▸ **PROBLEM DETAILS**: Repeat the data exactly, please.

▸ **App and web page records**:
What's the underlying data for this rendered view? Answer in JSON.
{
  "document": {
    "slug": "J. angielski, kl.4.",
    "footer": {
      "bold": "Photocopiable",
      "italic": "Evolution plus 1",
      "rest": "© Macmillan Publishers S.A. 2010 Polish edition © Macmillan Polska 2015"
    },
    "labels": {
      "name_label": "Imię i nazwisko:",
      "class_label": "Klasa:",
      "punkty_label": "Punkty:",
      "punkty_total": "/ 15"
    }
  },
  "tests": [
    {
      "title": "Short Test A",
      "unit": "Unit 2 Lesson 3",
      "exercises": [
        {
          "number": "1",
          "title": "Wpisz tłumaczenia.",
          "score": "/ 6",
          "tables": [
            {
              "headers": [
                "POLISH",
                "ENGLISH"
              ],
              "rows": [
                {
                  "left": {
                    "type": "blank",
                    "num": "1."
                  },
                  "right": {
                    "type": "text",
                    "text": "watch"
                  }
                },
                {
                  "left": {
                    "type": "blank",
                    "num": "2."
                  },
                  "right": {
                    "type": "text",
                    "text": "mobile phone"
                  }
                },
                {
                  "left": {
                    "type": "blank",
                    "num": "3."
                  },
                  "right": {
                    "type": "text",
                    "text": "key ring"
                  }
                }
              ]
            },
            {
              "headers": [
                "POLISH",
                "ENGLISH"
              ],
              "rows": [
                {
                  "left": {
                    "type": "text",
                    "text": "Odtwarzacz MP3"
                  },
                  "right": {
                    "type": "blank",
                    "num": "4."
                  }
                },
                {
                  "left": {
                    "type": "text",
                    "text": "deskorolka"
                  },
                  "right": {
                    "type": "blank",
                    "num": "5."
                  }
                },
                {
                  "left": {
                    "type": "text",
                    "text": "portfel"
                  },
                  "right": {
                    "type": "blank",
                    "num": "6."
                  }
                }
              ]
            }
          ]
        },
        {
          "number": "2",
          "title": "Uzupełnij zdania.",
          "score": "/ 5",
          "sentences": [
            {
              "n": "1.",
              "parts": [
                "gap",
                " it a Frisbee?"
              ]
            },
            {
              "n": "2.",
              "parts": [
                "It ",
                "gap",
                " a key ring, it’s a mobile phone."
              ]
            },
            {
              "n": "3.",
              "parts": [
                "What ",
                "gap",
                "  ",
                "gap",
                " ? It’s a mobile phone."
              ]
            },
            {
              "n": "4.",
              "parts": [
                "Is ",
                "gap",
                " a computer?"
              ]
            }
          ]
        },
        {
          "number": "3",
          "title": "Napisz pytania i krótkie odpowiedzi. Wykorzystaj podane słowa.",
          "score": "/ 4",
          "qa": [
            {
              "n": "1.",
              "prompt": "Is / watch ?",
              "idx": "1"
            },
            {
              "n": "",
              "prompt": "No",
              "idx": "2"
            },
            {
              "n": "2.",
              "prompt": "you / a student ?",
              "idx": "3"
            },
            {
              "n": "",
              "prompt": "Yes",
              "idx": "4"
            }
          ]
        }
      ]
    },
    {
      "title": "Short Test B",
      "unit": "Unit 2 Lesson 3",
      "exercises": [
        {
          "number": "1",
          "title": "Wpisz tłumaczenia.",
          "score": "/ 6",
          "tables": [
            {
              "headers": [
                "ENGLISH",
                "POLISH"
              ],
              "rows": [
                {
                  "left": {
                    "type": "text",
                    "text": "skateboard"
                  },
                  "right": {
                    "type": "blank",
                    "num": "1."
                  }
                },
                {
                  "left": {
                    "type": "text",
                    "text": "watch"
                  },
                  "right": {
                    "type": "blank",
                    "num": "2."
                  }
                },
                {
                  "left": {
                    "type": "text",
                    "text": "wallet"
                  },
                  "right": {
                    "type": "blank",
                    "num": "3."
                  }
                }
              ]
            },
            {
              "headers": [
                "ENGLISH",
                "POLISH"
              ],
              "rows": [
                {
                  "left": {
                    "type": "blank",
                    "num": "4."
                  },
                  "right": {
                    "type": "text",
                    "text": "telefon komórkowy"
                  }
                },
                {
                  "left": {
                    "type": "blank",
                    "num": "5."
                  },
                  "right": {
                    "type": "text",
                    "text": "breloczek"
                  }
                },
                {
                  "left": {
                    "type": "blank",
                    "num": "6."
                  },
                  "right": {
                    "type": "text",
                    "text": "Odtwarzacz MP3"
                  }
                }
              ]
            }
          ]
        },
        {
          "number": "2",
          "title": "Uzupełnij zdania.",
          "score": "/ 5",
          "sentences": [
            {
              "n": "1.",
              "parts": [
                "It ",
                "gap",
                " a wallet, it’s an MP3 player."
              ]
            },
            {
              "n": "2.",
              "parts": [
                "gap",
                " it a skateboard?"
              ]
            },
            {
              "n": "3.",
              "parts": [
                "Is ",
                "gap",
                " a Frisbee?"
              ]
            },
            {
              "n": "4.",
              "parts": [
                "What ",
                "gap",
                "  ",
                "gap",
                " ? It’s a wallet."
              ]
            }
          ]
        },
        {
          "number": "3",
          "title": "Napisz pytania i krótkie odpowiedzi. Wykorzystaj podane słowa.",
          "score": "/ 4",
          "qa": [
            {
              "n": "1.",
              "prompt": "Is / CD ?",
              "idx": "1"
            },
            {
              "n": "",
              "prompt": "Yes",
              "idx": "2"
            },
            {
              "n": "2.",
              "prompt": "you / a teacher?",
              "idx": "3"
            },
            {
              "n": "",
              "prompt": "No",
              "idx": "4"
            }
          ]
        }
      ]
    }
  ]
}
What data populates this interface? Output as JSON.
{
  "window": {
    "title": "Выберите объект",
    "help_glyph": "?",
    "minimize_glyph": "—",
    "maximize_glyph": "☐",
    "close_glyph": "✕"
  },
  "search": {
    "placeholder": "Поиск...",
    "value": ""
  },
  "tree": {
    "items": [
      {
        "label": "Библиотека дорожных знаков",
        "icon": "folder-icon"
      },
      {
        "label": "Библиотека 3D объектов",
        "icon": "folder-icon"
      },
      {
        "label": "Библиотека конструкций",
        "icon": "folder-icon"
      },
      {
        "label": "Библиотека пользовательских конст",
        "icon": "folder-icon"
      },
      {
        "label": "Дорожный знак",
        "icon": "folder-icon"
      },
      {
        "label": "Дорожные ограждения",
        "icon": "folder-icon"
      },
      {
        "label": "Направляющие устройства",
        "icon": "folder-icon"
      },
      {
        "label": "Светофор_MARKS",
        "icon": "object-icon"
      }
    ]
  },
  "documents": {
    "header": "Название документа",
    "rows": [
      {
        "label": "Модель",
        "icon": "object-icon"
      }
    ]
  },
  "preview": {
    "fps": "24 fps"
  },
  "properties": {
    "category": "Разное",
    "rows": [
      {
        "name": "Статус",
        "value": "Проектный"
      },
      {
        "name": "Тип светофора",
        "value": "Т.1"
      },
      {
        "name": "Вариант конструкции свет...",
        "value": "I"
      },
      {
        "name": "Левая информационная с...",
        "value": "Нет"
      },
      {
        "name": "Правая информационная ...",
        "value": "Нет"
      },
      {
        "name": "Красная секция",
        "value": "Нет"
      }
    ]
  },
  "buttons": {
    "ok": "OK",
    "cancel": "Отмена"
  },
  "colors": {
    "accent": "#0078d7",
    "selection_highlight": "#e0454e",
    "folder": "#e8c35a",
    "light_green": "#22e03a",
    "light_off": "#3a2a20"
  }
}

▸ **REPLY**:
What's the underlying data for this rendered view? Answer in JSON.
{
  "document": {
    "slug": "J. angielski, kl.4.",
    "footer": {
      "bold": "Photocopiable",
      "italic": "Evolution plus 1",
      "rest": "© Macmillan Publishers S.A. 2010 Polish edition © Macmillan Polska 2015"
    },
    "labels": {
      "name_label": "Imię i nazwisko:",
      "class_label": "Klasa:",
      "punkty_label": "Punkty:",
      "punkty_total": "/ 15"
    }
  },
  "tests": [
    {
      "title": "Short Test A",
      "unit": "Unit 2 Lesson 3",
      "exercises": [
        {
          "number": "1",
          "title": "Wpisz tłumaczenia.",
          "score": "/ 6",
          "tables": [
            {
              "headers": [
                "POLISH",
                "ENGLISH"
              ],
              "rows": [
                {
                  "left": {
                    "type": "blank",
                    "num": "1."
                  },
                  "right": {
                    "type": "text",
                    "text": "watch"
                  }
                },
                {
                  "left": {
                    "type": "blank",
                    "num": "2."
                  },
                  "right": {
                    "type": "text",
                    "text": "mobile phone"
                  }
                },
                {
                  "left": {
                    "type": "blank",
                    "num": "3."
                  },
                  "right": {
                    "type": "text",
                    "text": "key ring"
                  }
                }
              ]
            },
            {
              "headers": [
                "POLISH",
                "ENGLISH"
              ],
              "rows": [
                {
                  "left": {
                    "type": "text",
                    "text": "Odtwarzacz MP3"
                  },
                  "right": {
                    "type": "blank",
                    "num": "4."
                  }
                },
                {
                  "left": {
                    "type": "text",
                    "text": "deskorolka"
                  },
                  "right": {
                    "type": "blank",
                    "num": "5."
                  }
                },
                {
                  "left": {
                    "type": "text",
                    "text": "portfel"
                  },
                  "right": {
                    "type": "blank",
                    "num": "6."
                  }
                }
              ]
            }
          ]
        },
        {
          "number": "2",
          "title": "Uzupełnij zdania.",
          "score": "/ 5",
          "sentences": [
            {
              "n": "1.",
              "parts": [
                "gap",
                " it a Frisbee?"
              ]
            },
            {
              "n": "2.",
              "parts": [
                "It ",
                "gap",
                " a key ring, it’s a mobile phone."
              ]
            },
            {
              "n": "3.",
              "parts": [
                "What ",
                "gap",
                "  ",
                "gap",
                " ? It’s a mobile phone."
              ]
            },
            {
              "n": "4.",
              "parts": [
                "Is ",
                "gap",
                " a computer?"
              ]
            }
          ]
        },
        {
          "number": "3",
          "title": "Napisz pytania i krótkie odpowiedzi. Wykorzystaj podane słowa.",
          "score": "/ 4",
          "qa": [
            {
              "n": "1.",
              "prompt": "Is / watch ?",
              "idx": "1"
            },
            {
              "n": "",
              "prompt": "No",
              "idx": "2"
            },
            {
              "n": "2.",
              "prompt": "you / a student ?",
              "idx": "3"
            },
            {
              "n": "",
              "prompt": "Yes",
              "idx": "4"
            }
          ]
        }
      ]
    },
    {
      "title": "Short Test B",
      "unit": "Unit 2 Lesson 3",
      "exercises": [
        {
          "number": "1",
          "title": "Wpisz tłumaczenia.",
          "score": "/ 6",
          "tables": [
            {
              "headers": [
                "ENGLISH",
                "POLISH"
              ],
              "rows": [
                {
                  "left": {
                    "type": "text",
                    "text": "skateboard"
                  },
                  "right": {
                    "type": "blank",
                    "num": "1."
                  }
                },
                {
                  "left": {
                    "type": "text",
                    "text": "watch"
                  },
                  "right": {
                    "type": "blank",
                    "num": "2."
                  }
                },
                {
                  "left": {
                    "type": "text",
                    "text": "wallet"
                  },
                  "right": {
                    "type": "blank",
                    "num": "3."
                  }
                }
              ]
            },
            {
              "headers": [
                "ENGLISH",
                "POLISH"
              ],
              "rows": [
                {
                  "left": {
                    "type": "blank",
                    "num": "4."
                  },
                  "right": {
                    "type": "text",
                    "text": "telefon komórkowy"
                  }
                },
                {
                  "left": {
                    "type": "blank",
                    "num": "5."
                  },
                  "right": {
                    "type": "text",
                    "text": "breloczek"
                  }
                },
                {
                  "left": {
                    "type": "blank",
                    "num": "6."
                  },
                  "right": {
                    "type": "text",
                    "text": "Odtwarzacz MP3"
                  }
                }
              ]
            }
          ]
        },
        {
          "number": "2",
          "title": "Uzupełnij zdania.",
          "score": "/ 5",
          "sentences": [
            {
              "n": "1.",
              "parts": [
                "It ",
                "gap",
                " a wallet, it’s an MP3 player."
              ]
            },
            {
              "n": "2.",
              "parts": [
                "gap",
                " it a skateboard?"
              ]
            },
            {
              "n": "3.",
              "parts": [
                "Is ",
                "gap",
                " a Frisbee?"
              ]
            },
            {
              "n": "4.",
              "parts": [
                "What ",
                "gap",
                "  ",
                "gap",
                " ? It’s a wallet."
              ]
            }
          ]
        },
        {
          "number": "3",
          "title": "Napisz pytania i krótkie odpowiedzi. Wykorzystaj podane słowa.",
          "score": "/ 4",
          "qa": [
            {
              "n": "1.",
              "prompt": "Is / CD ?",
              "idx": "1"
            },
            {
              "n": "",
              "prompt": "Yes",
              "idx": "2"
            },
            {
              "n": "2.",
              "prompt": "you / a teacher?",
              "idx": "3"
            },
            {
              "n": "",
              "prompt": "No",
              "idx": "4"
            }
          ]
        }
      ]
    }
  ]
}
What data populates this interface? Output as JSON.
{
  "window": {
    "title": "Выберите объект",
    "help_glyph": "?",
    "minimize_glyph": "—",
    "maximize_glyph": "☐",
    "close_glyph": "✕"
  },
  "search": {
    "placeholder": "Поиск...",
    "value": ""
  },
  "tree": {
    "items": [
      {
        "label": "Библиотека дорожных знаков",
        "icon": "folder-icon"
      },
      {
        "label": "Библиотека 3D объектов",
        "icon": "folder-icon"
      },
      {
        "label": "Библиотека конструкций",
        "icon": "folder-icon"
      },
      {
        "label": "Библиотека пользовательских конст",
        "icon": "folder-icon"
      },
      {
        "label": "Дорожный знак",
        "icon": "folder-icon"
      },
      {
        "label": "Дорожные ограждения",
        "icon": "folder-icon"
      },
      {
        "label": "Направляющие устройства",
        "icon": "folder-icon"
      },
      {
        "label": "Светофор_MARKS",
        "icon": "object-icon"
      }
    ]
  },
  "documents": {
    "header": "Название документа",
    "rows": [
      {
        "label": "Модель",
        "icon": "object-icon"
      }
    ]
  },
  "preview": {
    "fps": "24 fps"
  },
  "properties": {
    "category": "Разное",
    "rows": [
      {
        "name": "Статус",
        "value": "Проектный"
      },
      {
        "name": "Тип светофора",
        "value": "Т.1"
      },
      {
        "name": "Вариант конструкции свет...",
        "value": "I"
      },
      {
        "name": "Левая информационная с...",
        "value": "Нет"
      },
      {
        "name": "Правая информационная ...",
        "value": "Нет"
      },
      {
        "name": "Красная секция",
        "value": "Нет"
      }
    ]
  },
  "buttons": {
    "ok": "OK",
    "cancel": "Отмена"
  },
  "colors": {
    "accent": "#0078d7",
    "selection_highlight": "#e0454e",
    "folder": "#e8c35a",
    "light_green": "#22e03a",
    "light_off": "#3a2a20"
  }
}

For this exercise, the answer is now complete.